• **What to produce**: Search the data below, and report every line in which "days" occurs.

• **Data to use**:

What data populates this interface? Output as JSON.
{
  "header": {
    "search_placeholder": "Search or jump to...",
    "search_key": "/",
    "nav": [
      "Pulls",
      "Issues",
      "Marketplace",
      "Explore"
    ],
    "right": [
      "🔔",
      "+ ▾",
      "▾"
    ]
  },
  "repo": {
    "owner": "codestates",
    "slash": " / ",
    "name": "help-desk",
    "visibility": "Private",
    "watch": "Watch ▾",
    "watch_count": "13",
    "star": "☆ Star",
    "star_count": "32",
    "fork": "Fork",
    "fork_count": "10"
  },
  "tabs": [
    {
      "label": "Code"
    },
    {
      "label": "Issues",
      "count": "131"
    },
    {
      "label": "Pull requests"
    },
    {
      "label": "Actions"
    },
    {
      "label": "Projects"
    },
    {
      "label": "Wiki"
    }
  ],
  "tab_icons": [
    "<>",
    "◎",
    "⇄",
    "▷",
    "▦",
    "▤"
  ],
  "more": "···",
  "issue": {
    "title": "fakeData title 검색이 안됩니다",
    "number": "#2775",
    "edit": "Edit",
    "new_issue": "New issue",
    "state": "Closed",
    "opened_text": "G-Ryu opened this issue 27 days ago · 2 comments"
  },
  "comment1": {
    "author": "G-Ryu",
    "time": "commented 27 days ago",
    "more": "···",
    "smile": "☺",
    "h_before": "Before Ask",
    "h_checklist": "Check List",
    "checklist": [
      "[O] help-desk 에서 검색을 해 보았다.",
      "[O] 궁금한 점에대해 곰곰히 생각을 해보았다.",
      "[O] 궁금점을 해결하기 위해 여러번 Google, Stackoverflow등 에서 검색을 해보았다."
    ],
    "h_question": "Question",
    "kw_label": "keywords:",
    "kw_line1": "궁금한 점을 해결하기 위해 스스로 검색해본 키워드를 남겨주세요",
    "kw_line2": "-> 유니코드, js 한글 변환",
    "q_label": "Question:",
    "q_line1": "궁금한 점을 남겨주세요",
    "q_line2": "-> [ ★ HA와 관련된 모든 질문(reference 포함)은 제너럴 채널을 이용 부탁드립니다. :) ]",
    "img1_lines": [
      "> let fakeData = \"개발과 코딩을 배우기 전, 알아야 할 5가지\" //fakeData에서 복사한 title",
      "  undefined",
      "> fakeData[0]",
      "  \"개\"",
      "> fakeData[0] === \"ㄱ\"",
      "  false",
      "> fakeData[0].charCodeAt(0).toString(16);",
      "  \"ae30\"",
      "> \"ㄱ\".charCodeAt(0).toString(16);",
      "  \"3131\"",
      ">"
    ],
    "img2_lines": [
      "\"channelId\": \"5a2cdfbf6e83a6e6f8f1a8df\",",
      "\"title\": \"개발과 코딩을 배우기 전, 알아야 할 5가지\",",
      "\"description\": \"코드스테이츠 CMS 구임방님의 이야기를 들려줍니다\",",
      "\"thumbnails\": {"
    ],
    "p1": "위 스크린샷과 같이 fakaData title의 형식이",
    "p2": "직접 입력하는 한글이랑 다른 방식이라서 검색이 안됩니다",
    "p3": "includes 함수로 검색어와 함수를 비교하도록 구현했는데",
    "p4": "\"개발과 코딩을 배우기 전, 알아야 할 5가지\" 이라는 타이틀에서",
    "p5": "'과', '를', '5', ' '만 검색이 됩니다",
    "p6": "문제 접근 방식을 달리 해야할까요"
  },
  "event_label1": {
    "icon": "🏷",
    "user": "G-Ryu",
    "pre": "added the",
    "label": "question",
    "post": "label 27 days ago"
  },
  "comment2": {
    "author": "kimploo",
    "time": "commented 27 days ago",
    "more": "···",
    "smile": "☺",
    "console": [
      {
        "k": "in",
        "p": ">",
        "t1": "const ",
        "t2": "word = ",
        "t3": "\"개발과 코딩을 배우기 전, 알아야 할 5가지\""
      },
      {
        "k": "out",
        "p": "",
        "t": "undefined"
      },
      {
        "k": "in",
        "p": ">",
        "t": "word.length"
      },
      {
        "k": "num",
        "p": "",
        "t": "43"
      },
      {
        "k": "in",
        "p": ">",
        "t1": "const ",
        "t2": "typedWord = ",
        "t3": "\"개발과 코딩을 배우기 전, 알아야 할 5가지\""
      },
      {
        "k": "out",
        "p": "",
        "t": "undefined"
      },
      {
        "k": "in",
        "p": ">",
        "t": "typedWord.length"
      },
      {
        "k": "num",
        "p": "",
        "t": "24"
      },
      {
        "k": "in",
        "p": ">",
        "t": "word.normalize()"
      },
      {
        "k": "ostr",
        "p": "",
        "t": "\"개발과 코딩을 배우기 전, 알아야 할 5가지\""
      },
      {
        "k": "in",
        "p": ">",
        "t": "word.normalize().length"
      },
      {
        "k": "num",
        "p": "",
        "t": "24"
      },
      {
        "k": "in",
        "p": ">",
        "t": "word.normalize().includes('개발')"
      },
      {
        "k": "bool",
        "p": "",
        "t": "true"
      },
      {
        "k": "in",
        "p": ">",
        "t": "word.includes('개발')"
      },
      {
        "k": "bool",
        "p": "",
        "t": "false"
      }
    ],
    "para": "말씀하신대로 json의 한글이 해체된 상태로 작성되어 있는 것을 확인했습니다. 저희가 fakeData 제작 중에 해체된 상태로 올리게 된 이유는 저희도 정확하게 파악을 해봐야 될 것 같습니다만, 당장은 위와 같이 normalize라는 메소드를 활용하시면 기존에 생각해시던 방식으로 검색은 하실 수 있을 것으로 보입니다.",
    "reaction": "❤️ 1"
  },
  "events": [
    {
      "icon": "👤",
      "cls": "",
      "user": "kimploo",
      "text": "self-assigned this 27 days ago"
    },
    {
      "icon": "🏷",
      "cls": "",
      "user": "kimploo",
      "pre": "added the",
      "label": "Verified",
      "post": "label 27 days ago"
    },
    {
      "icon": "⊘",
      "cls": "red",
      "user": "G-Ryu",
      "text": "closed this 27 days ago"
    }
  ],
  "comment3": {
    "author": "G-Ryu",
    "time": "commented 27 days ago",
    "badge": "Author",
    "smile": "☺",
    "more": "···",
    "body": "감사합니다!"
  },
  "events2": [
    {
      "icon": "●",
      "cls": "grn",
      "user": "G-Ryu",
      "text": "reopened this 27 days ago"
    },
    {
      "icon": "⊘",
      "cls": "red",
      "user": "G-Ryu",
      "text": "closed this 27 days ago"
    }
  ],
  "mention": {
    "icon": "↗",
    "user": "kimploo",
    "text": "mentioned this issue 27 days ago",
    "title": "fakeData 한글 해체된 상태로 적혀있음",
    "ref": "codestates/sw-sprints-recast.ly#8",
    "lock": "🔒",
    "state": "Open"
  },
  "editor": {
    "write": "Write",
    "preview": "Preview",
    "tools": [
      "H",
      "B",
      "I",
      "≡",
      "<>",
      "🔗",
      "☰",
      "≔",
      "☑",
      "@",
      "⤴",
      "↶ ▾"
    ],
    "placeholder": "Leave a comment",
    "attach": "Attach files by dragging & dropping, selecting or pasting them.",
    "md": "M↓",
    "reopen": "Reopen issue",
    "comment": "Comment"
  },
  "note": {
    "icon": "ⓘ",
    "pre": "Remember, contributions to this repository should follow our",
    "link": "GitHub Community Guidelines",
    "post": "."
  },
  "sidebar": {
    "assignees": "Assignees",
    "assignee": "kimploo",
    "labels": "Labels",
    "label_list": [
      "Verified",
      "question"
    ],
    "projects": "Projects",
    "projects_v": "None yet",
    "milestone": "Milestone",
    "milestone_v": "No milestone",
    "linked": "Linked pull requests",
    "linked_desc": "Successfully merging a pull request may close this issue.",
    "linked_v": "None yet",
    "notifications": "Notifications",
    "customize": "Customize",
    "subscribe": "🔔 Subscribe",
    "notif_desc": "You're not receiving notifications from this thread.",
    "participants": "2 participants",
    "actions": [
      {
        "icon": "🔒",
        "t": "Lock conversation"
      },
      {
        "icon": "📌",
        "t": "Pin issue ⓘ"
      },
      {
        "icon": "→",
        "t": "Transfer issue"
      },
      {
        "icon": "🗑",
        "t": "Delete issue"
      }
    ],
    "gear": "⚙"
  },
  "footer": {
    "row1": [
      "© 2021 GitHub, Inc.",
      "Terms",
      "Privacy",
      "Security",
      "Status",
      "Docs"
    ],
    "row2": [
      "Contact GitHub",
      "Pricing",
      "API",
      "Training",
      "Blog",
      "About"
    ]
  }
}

• **Task output**:
    "opened_text": "G-Ryu opened this issue 27 days ago · 2 comments"
    "time": "commented 27 days ago",
    "post": "label 27 days ago"
    "time": "commented 27 days ago",
      "text": "self-assigned this 27 days ago"
      "post": "label 27 days ago"
      "text": "closed this 27 days ago"
    "time": "commented 27 days ago",
      "text": "reopened this 27 days ago"
      "text": "closed this 27 days ago"
    "text": "mentioned this issue 27 days ago",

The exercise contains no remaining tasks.